Modulation of human monocytes by the pathogenic fungus Candida albicans

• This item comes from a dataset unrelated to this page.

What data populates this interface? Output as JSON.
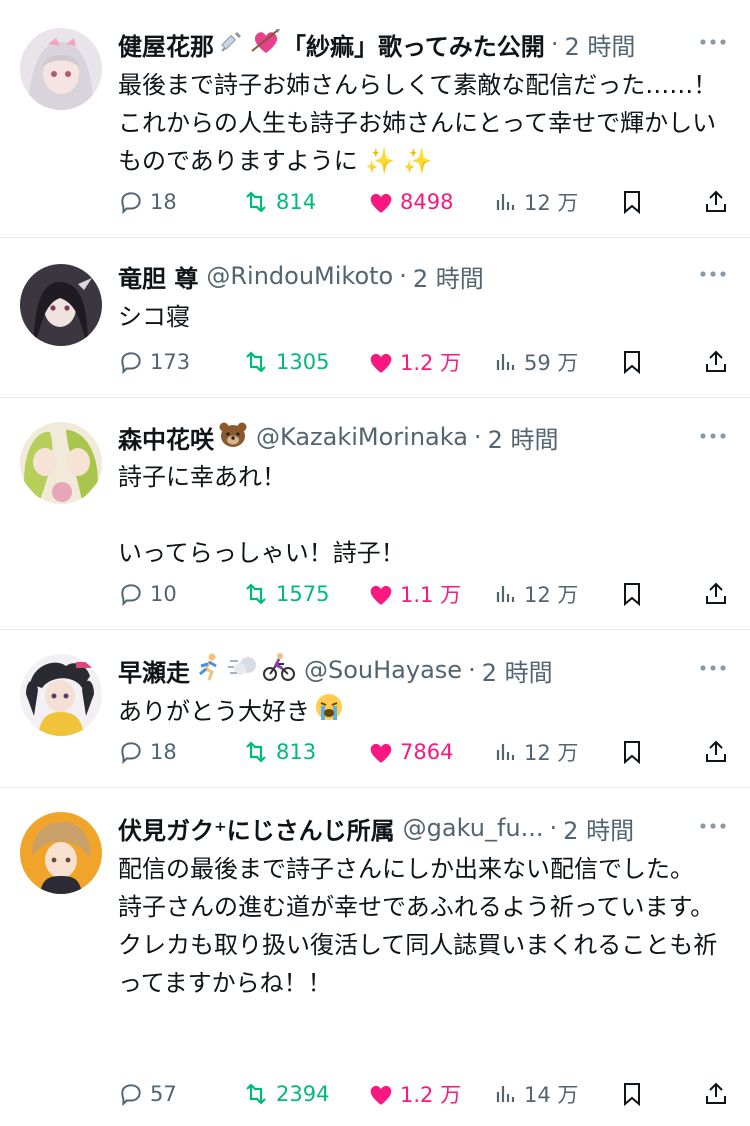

As part of the normal flora in the human body C. albicans acts as an opportunistic microbe but can also cause superficial and systemic infections. As a part of cellular immune defense mechanisms, monocytes directly phagocytose, release extracellular DNA traps (MoETs), and secrete cytokines in response to C. albicans. The cytokine secretion by monocytes is enhanced by complement activation in the human serum. However, Candida albicans has the ability to bind human complement regulators onto its surface to evade complement attack. One of these regulators is complement factor H which inhibits further complement activation, limiting recognition and contact with immune cells and enhancing the survival of the pathogenic fungus. The bound factor H modulates cytokine secretion of monocytes in similar pattern when bound onto apoptotic HUVEC cells, which is known to be immunologically silent. This modulation of cytokine secretion creates a favorable condition for the pathogen to survive. Moreover, the secreted cytokines by factor H-modulated monocytes also strong enough to induce differentiation of naive T cells into induced regulatory T cells which dampens further immune reaction. Taken together, this study shows a new immune evasion mechanism by C. albicans by modulating human monocytes response by utilizing human complement regulator. ...